### REQUIRED WORK
For the entries that follow, give the number of lines holding the string "received" and nothing more.

------------------------------------------------------------------------

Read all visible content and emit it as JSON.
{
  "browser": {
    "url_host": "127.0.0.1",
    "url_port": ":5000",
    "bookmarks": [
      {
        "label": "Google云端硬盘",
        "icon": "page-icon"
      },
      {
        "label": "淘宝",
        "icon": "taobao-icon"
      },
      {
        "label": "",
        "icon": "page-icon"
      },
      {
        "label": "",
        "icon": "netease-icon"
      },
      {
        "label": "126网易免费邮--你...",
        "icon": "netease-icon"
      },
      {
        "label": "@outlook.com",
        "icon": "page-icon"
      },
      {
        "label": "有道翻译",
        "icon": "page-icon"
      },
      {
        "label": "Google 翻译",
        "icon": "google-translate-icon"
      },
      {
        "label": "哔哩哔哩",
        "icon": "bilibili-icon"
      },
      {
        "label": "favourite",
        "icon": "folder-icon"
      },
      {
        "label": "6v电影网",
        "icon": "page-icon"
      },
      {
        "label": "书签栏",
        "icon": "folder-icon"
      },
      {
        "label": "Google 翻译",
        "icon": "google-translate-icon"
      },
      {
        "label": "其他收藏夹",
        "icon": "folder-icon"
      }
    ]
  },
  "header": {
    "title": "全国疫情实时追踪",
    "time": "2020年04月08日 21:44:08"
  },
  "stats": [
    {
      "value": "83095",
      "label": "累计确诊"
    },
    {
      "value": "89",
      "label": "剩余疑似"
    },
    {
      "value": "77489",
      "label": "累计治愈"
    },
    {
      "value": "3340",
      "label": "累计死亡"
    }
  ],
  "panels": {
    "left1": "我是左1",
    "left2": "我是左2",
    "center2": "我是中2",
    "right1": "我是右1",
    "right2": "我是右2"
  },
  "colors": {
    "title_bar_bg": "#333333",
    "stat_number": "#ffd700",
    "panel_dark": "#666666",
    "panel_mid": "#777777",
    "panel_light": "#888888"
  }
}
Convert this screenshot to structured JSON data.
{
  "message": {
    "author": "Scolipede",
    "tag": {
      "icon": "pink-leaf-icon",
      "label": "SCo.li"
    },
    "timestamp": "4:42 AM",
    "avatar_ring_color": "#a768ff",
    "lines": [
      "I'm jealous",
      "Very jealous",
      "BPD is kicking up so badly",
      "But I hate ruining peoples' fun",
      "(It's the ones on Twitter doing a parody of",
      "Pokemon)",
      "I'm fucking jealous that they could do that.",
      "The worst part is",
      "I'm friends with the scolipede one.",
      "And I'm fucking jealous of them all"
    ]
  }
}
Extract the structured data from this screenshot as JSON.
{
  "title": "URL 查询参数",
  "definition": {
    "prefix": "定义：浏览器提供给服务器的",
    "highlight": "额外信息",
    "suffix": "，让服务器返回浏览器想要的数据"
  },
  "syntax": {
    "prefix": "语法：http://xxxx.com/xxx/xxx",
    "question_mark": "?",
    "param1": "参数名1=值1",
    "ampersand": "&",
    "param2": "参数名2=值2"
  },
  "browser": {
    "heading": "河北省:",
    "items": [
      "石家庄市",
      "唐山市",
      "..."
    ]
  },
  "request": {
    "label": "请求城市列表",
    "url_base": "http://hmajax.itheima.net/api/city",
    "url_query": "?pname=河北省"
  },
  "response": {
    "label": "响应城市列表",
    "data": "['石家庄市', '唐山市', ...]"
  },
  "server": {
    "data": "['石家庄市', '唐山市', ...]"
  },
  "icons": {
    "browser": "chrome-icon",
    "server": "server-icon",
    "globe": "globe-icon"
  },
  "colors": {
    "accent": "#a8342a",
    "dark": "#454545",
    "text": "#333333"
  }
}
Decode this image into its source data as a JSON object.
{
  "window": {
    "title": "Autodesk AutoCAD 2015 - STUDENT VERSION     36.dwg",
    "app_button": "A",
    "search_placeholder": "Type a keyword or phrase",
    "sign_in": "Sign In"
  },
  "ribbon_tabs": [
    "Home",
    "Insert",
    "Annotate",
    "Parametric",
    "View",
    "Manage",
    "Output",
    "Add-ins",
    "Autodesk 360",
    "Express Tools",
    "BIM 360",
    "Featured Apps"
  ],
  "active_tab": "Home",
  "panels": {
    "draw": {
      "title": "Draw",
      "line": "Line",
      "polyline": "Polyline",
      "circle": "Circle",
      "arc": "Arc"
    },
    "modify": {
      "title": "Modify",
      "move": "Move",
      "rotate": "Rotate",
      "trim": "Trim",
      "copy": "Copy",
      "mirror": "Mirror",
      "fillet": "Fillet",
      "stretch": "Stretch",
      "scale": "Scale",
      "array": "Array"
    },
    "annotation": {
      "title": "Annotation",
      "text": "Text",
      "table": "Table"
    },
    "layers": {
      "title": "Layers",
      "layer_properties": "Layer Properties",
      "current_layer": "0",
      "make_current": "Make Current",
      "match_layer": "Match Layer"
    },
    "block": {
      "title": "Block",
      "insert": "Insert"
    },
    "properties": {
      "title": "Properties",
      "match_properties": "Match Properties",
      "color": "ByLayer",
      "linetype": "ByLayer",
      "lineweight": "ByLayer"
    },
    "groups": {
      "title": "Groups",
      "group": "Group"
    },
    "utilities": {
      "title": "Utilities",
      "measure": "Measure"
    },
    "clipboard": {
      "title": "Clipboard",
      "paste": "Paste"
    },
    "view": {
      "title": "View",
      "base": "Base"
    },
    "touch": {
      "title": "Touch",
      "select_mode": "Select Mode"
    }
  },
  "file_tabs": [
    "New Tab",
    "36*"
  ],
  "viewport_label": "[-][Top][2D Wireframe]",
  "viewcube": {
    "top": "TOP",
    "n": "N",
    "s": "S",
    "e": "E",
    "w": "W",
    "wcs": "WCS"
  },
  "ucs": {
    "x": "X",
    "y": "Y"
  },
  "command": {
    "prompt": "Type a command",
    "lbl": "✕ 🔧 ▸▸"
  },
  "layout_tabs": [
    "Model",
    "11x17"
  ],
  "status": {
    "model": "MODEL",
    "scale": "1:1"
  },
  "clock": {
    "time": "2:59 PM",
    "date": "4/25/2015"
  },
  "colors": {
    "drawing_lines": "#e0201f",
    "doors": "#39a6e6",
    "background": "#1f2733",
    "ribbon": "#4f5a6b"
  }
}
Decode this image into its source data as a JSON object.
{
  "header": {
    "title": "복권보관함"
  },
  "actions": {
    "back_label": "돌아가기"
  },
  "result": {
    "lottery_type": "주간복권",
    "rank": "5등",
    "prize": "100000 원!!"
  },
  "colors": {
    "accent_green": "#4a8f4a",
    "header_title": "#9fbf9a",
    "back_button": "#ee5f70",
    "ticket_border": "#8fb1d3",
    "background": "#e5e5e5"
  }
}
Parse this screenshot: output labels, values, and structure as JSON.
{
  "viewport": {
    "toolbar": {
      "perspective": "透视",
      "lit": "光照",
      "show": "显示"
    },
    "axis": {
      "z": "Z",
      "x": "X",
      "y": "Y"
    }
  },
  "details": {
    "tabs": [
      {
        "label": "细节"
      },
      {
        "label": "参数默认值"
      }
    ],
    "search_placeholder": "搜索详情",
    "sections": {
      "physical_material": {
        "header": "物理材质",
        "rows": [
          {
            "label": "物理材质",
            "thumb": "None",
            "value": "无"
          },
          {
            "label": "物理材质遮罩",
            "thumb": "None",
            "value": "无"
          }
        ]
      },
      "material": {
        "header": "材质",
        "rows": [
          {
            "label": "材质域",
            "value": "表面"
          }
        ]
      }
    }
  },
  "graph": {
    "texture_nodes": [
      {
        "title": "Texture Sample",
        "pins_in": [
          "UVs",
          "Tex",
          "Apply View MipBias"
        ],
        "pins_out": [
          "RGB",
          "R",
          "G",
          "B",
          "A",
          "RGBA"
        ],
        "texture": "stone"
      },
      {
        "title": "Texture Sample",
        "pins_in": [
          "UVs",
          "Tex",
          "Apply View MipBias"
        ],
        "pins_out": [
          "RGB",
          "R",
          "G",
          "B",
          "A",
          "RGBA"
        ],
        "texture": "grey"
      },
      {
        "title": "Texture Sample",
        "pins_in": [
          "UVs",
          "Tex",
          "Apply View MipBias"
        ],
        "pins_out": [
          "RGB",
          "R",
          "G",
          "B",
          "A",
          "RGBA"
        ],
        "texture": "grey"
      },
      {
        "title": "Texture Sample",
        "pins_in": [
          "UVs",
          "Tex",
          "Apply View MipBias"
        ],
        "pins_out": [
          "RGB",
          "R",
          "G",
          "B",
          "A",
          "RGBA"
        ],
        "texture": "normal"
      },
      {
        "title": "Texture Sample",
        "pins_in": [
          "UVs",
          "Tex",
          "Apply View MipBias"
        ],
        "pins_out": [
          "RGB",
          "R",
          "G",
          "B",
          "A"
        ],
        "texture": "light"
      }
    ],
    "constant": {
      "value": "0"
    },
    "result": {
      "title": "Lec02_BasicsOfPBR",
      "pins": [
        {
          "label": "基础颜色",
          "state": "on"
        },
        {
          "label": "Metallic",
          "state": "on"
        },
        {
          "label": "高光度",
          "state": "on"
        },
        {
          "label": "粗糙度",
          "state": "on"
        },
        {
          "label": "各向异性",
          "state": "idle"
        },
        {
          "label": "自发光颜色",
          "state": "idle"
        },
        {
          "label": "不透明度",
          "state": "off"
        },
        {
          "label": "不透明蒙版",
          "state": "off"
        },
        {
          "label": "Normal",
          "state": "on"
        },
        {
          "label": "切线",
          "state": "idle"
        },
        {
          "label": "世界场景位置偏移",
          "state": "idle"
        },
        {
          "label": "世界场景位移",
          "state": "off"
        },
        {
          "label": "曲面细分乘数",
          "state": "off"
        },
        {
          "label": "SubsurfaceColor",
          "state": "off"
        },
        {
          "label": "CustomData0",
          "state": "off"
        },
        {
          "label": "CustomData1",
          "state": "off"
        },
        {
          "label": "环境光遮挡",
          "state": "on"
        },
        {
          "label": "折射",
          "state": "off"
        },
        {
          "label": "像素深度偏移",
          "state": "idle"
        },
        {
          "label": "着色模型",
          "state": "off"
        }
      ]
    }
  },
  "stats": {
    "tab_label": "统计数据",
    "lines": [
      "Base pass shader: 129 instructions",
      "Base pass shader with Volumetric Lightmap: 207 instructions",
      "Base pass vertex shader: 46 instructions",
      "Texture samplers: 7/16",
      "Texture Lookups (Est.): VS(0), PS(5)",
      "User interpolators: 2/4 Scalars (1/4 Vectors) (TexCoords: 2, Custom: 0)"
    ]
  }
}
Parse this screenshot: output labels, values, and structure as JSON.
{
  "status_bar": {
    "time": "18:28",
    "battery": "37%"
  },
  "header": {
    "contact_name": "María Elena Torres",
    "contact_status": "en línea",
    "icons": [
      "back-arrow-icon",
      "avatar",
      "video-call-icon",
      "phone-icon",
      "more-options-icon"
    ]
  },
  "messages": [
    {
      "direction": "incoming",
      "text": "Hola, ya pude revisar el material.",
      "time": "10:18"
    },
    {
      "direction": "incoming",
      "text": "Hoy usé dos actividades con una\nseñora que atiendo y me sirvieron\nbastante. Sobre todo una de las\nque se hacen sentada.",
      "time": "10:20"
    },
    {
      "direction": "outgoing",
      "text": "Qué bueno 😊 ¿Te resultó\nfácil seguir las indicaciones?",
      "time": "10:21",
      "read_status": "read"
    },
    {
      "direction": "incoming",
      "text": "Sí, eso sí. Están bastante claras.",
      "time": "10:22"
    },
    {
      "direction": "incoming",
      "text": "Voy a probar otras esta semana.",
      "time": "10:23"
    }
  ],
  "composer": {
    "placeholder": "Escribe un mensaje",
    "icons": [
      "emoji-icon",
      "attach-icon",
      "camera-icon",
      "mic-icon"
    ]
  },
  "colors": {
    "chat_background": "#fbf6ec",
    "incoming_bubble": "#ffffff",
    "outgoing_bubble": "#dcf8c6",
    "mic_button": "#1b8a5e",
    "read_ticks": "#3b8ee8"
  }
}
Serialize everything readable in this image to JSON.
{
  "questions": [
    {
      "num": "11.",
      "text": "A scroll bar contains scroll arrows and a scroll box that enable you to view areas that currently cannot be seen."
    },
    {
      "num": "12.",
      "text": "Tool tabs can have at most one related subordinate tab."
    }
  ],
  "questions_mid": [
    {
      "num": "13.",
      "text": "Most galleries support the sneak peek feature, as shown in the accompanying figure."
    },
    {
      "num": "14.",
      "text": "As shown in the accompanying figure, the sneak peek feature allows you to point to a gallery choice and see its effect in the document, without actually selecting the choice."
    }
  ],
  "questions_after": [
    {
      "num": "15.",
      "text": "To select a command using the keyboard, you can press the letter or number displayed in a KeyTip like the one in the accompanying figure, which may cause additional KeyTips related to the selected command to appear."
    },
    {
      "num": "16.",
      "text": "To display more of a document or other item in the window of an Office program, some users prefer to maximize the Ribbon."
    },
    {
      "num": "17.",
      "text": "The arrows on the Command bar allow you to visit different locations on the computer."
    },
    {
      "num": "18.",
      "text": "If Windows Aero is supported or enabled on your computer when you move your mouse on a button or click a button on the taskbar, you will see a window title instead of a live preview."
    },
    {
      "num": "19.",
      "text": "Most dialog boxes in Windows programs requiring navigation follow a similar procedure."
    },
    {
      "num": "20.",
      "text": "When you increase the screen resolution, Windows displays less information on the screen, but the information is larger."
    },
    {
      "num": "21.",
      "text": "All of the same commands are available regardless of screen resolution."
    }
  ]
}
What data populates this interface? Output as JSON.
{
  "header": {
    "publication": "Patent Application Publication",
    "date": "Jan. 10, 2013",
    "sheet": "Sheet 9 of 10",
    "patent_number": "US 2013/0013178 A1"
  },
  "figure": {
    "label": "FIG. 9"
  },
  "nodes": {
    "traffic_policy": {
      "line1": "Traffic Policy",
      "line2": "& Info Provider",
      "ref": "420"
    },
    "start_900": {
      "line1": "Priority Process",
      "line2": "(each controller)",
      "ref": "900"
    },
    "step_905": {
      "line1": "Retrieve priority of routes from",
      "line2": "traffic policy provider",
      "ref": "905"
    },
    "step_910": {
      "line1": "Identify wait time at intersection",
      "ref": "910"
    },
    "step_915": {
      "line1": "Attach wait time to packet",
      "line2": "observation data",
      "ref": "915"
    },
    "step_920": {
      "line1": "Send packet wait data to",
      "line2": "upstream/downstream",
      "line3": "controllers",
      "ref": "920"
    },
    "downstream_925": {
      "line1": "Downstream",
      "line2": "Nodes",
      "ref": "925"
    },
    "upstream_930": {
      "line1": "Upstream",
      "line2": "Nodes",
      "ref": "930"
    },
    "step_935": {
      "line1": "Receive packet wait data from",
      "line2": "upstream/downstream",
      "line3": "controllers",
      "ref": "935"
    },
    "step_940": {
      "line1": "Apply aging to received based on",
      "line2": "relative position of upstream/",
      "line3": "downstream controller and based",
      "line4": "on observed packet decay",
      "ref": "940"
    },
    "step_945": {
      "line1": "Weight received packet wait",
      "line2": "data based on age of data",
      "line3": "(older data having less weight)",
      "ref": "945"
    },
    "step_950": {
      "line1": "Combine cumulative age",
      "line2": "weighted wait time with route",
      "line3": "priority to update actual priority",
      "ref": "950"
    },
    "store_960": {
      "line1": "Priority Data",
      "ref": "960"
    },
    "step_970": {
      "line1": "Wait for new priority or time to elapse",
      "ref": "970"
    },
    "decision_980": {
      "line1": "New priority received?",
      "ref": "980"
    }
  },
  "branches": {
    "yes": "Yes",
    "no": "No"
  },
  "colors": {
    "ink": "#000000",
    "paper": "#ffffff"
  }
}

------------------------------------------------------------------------

### YOUR SOLUTION
3